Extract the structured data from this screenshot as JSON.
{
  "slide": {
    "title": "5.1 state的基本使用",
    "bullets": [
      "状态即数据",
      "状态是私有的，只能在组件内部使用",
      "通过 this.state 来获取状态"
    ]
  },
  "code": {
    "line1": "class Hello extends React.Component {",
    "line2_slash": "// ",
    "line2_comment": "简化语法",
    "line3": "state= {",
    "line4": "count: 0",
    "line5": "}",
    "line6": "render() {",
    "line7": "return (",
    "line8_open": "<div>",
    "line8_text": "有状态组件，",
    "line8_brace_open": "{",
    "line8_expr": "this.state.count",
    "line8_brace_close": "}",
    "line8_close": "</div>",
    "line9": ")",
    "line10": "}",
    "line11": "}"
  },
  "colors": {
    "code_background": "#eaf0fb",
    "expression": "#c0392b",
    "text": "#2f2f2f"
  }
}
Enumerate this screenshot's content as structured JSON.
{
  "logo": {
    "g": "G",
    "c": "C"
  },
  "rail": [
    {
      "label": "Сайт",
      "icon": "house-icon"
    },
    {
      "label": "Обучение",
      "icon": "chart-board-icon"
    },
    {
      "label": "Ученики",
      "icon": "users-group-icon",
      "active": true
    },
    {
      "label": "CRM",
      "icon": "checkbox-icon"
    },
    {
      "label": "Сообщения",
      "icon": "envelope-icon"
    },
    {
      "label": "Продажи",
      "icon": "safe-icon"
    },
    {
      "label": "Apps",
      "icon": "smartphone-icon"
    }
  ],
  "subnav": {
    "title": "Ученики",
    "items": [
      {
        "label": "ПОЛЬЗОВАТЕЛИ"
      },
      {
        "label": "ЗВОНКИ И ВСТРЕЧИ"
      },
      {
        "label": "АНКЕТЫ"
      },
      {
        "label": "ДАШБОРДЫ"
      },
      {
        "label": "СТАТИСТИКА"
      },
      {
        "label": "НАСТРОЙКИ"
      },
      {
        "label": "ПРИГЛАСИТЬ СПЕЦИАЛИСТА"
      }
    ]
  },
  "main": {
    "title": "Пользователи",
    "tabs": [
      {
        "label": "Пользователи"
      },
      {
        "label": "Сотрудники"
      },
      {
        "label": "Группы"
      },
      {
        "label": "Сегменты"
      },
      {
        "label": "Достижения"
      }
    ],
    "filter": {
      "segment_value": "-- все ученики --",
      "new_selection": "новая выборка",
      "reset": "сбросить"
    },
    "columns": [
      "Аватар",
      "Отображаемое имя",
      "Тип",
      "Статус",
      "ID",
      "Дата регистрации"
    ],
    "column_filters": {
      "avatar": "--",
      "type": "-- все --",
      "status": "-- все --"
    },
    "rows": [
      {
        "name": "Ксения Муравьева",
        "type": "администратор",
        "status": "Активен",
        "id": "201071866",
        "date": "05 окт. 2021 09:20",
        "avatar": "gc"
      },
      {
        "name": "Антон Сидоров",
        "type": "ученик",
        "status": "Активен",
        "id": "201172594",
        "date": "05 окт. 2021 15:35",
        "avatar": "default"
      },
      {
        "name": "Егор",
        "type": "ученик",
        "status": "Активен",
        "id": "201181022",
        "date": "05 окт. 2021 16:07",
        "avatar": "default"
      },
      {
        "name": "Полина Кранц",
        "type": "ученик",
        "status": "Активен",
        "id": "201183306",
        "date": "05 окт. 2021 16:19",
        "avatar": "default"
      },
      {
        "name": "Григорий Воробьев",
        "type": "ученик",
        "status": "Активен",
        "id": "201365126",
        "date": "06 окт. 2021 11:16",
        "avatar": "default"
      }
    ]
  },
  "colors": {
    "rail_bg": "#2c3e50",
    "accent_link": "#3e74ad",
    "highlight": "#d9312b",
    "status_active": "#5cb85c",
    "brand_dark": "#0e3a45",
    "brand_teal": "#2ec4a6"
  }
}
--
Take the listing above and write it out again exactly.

Extract the structured data from this screenshot as JSON.
{
  "slide": {
    "title": "5.1 state的基本使用",
    "bullets": [
      "状态即数据",
      "状态是私有的，只能在组件内部使用",
      "通过 this.state 来获取状态"
    ]
  },
  "code": {
    "line1": "class Hello extends React.Component {",
    "line2_slash": "// ",
    "line2_comment": "简化语法",
    "line3": "state= {",
    "line4": "count: 0",
    "line5": "}",
    "line6": "render() {",
    "line7": "return (",
    "line8_open": "<div>",
    "line8_text": "有状态组件，",
    "line8_brace_open": "{",
    "line8_expr": "this.state.count",
    "line8_brace_close": "}",
    "line8_close": "</div>",
    "line9": ")",
    "line10": "}",
    "line11": "}"
  },
  "colors": {
    "code_background": "#eaf0fb",
    "expression": "#c0392b",
    "text": "#2f2f2f"
  }
}
Enumerate this screenshot's content as structured JSON.
{
  "logo": {
    "g": "G",
    "c": "C"
  },
  "rail": [
    {
      "label": "Сайт",
      "icon": "house-icon"
    },
    {
      "label": "Обучение",
      "icon": "chart-board-icon"
    },
    {
      "label": "Ученики",
      "icon": "users-group-icon",
      "active": true
    },
    {
      "label": "CRM",
      "icon": "checkbox-icon"
    },
    {
      "label": "Сообщения",
      "icon": "envelope-icon"
    },
    {
      "label": "Продажи",
      "icon": "safe-icon"
    },
    {
      "label": "Apps",
      "icon": "smartphone-icon"
    }
  ],
  "subnav": {
    "title": "Ученики",
    "items": [
      {
        "label": "ПОЛЬЗОВАТЕЛИ"
      },
      {
        "label": "ЗВОНКИ И ВСТРЕЧИ"
      },
      {
        "label": "АНКЕТЫ"
      },
      {
        "label": "ДАШБОРДЫ"
      },
      {
        "label": "СТАТИСТИКА"
      },
      {
        "label": "НАСТРОЙКИ"
      },
      {
        "label": "ПРИГЛАСИТЬ СПЕЦИАЛИСТА"
      }
    ]
  },
  "main": {
    "title": "Пользователи",
    "tabs": [
      {
        "label": "Пользователи"
      },
      {
        "label": "Сотрудники"
      },
      {
        "label": "Группы"
      },
      {
        "label": "Сегменты"
      },
      {
        "label": "Достижения"
      }
    ],
    "filter": {
      "segment_value": "-- все ученики --",
      "new_selection": "новая выборка",
      "reset": "сбросить"
    },
    "columns": [
      "Аватар",
      "Отображаемое имя",
      "Тип",
      "Статус",
      "ID",
      "Дата регистрации"
    ],
    "column_filters": {
      "avatar": "--",
      "type": "-- все --",
      "status": "-- все --"
    },
    "rows": [
      {
        "name": "Ксения Муравьева",
        "type": "администратор",
        "status": "Активен",
        "id": "201071866",
        "date": "05 окт. 2021 09:20",
        "avatar": "gc"
      },
      {
        "name": "Антон Сидоров",
        "type": "ученик",
        "status": "Активен",
        "id": "201172594",
        "date": "05 окт. 2021 15:35",
        "avatar": "default"
      },
      {
        "name": "Егор",
        "type": "ученик",
        "status": "Активен",
        "id": "201181022",
        "date": "05 окт. 2021 16:07",
        "avatar": "default"
      },
      {
        "name": "Полина Кранц",
        "type": "ученик",
        "status": "Активен",
        "id": "201183306",
        "date": "05 окт. 2021 16:19",
        "avatar": "default"
      },
      {
        "name": "Григорий Воробьев",
        "type": "ученик",
        "status": "Активен",
        "id": "201365126",
        "date": "06 окт. 2021 11:16",
        "avatar": "default"
      }
    ]
  },
  "colors": {
    "rail_bg": "#2c3e50",
    "accent_link": "#3e74ad",
    "highlight": "#d9312b",
    "status_active": "#5cb85c",
    "brand_dark": "#0e3a45",
    "brand_teal": "#2ec4a6"
  }
}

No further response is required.